[Excerpts from an interface dataset]
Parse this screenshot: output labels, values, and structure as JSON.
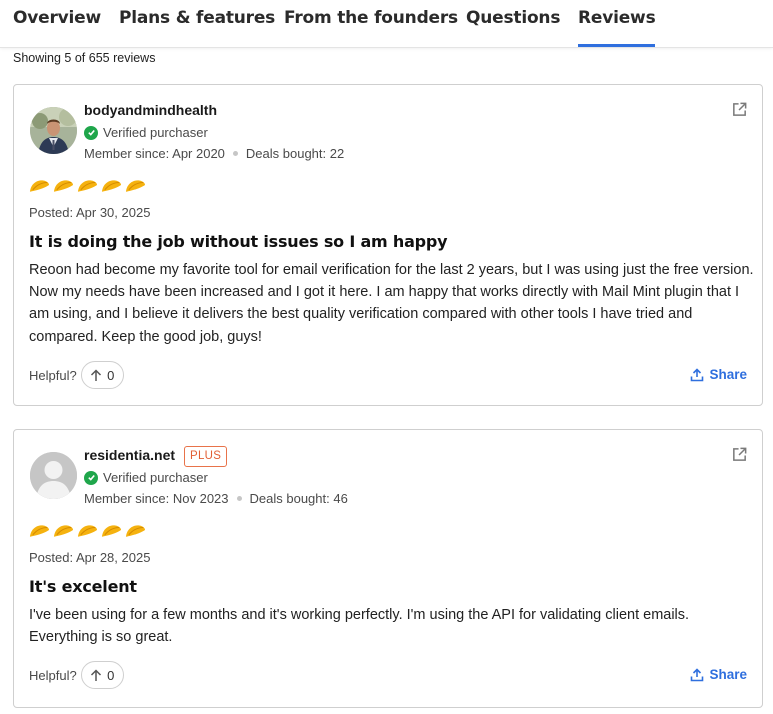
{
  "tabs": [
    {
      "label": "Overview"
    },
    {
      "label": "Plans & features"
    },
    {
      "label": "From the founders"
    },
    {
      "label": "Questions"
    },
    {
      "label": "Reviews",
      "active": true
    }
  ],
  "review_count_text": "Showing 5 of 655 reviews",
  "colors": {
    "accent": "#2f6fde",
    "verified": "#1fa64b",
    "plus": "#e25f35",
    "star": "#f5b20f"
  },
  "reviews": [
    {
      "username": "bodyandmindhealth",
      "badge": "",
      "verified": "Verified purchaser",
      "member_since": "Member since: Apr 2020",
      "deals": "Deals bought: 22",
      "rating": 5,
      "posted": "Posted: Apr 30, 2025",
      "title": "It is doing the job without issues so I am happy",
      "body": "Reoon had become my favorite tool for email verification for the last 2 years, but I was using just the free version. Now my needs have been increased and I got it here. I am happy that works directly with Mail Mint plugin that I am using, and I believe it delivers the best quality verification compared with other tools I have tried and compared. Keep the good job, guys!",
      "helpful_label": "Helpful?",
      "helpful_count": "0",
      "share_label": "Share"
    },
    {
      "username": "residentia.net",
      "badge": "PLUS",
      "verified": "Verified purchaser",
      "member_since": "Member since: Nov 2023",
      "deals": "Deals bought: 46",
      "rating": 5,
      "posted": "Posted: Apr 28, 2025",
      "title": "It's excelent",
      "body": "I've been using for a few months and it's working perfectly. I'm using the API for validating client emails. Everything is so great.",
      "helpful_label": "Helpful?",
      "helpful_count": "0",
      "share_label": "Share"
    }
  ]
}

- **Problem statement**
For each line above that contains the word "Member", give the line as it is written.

- **Reply**
      "member_since": "Member since: Apr 2020",
      "member_since": "Member since: Nov 2023",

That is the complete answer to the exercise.